The Rise and Fall of Industrial Citizenship in China
JOEL ANDREAS, AssociateProfessor of Sociology at Johns Hopkins University, will present his forthcoming book, Disenfranchised, with responses from Cihan Tuğal, Yan Long, and Marc Blecher
Joel Andreas has written extensively on China. His award-winning book, The Rise of the Red Engineers (Stanford University Press, 2009), maps the trajectory and eventual merger of two hostile elites, arising from the birth of Communist China. It is based on a case study of Tsinghua University, the MIT of China, where inter-elite struggles played themselves out in dramatic fashion. His forthcoming book turns from the university to the industrial workplace. Turning Andrew Walder’s 1986 classic, Communist Neo-Traditionalism, on its head, Andreas studies the socialist enterprise from the standpoint of the expansion and contraction of industrial democracy. His account begins with the revolutionary seizure of power in 1949 and the installation of the “iron rice bowl” that organized every realm of worker life. Industrial citizenship was founded on secure job tenure, compressed inequalities, and extensive rights, but limited autonomy. Workers were expected not only to manage their own affairs on the shop floor, but also to actively participate in campaigns—initiated by Mao—to monitor and criticize malfeasance and abuse of power by factory party leaders. Recognizing that workers’ lack of autonomy hindered the effectiveness of these campaigns, Mao experimented with various methods of introducing autonomy, culminating in the rebel movement during the tumultuous Cultural Revolution.
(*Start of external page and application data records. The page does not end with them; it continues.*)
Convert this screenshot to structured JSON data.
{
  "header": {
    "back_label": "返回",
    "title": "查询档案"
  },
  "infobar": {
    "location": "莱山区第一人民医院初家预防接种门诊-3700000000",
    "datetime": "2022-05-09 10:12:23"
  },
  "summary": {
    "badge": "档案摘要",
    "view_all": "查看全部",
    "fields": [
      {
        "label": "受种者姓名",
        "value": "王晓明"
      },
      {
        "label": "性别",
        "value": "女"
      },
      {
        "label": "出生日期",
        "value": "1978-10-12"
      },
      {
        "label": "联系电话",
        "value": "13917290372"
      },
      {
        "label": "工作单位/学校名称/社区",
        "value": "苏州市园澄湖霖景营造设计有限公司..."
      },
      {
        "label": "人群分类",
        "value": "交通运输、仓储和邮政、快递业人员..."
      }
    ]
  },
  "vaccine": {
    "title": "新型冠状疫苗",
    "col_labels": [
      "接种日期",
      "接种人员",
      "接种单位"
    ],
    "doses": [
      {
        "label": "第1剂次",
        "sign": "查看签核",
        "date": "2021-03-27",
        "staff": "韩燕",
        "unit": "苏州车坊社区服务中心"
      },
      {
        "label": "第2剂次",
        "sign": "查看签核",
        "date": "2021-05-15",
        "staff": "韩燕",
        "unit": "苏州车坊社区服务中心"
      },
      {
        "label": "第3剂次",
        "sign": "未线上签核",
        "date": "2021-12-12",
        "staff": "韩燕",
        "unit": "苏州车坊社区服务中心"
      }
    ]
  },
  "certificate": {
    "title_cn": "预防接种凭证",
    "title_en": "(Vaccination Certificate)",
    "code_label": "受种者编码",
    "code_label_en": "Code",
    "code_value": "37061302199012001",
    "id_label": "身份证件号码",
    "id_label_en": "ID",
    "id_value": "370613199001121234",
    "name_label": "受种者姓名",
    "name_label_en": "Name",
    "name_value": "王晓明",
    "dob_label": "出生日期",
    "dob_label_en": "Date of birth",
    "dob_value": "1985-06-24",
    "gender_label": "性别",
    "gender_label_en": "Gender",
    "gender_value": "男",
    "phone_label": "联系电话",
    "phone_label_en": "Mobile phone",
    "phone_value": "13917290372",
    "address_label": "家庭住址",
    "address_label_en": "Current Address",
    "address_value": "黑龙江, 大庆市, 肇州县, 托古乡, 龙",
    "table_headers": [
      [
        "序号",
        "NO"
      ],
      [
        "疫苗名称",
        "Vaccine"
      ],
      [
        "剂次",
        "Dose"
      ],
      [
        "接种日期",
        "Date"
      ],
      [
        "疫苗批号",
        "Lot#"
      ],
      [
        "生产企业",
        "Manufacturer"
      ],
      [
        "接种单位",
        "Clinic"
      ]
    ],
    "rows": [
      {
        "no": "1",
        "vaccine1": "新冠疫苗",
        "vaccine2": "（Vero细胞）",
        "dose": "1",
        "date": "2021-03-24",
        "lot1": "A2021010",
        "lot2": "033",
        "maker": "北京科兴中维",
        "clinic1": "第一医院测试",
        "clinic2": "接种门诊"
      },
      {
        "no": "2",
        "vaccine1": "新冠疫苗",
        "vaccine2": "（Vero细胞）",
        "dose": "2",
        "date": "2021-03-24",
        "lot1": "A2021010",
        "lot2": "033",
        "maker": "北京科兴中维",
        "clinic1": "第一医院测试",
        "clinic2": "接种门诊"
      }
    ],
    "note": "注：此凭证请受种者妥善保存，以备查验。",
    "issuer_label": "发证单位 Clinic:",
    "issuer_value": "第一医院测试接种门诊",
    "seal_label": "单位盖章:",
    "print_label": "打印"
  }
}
In reaction, the post-Mao market reforms – first slowly then drastically – dismantled the iron rice bowl with devastating consequences for job security, economic inequality, and workplace citizenship. Rising precarity has instigated widespread protest, increasingly drawn to Maoist ideals. Illustrated by his vivid and detailed worker biographies, Andreas offers a timely reappraisal of Communist China as seen from the hidden abode of production.
Excerpts from Disenfranchised (Chapters 1, 3, 5, 8 and 9) can be found at http://berkeleysociologyforum.weebly.com/
Cihan Tuğal is Professor of Sociology at the University of California, Berkeley. Author of several books on Turkish and Middle Eastern politics, his latest book is Caring for the Poor: Islamic and Christian Benevolence in a Liberal World(Routledge, 2017).
Yan Long is Assistant Professor of Sociology at the University of California, Berkeley. She is the author of the forthcoming book, tentatively titled Side Effects: The Transnational Doing and Undoing of AIDS Politics in China that builds upon her award-winning dissertation.
Marc Blecher is James Monroe Professor of Politics and East Asian Studies at Oberlin College and the author of a number of books on China, including China Against the Tides: Restructuring Through Revolution, Radicalism and Reform (Third Edition. New York: Continuum, 2009)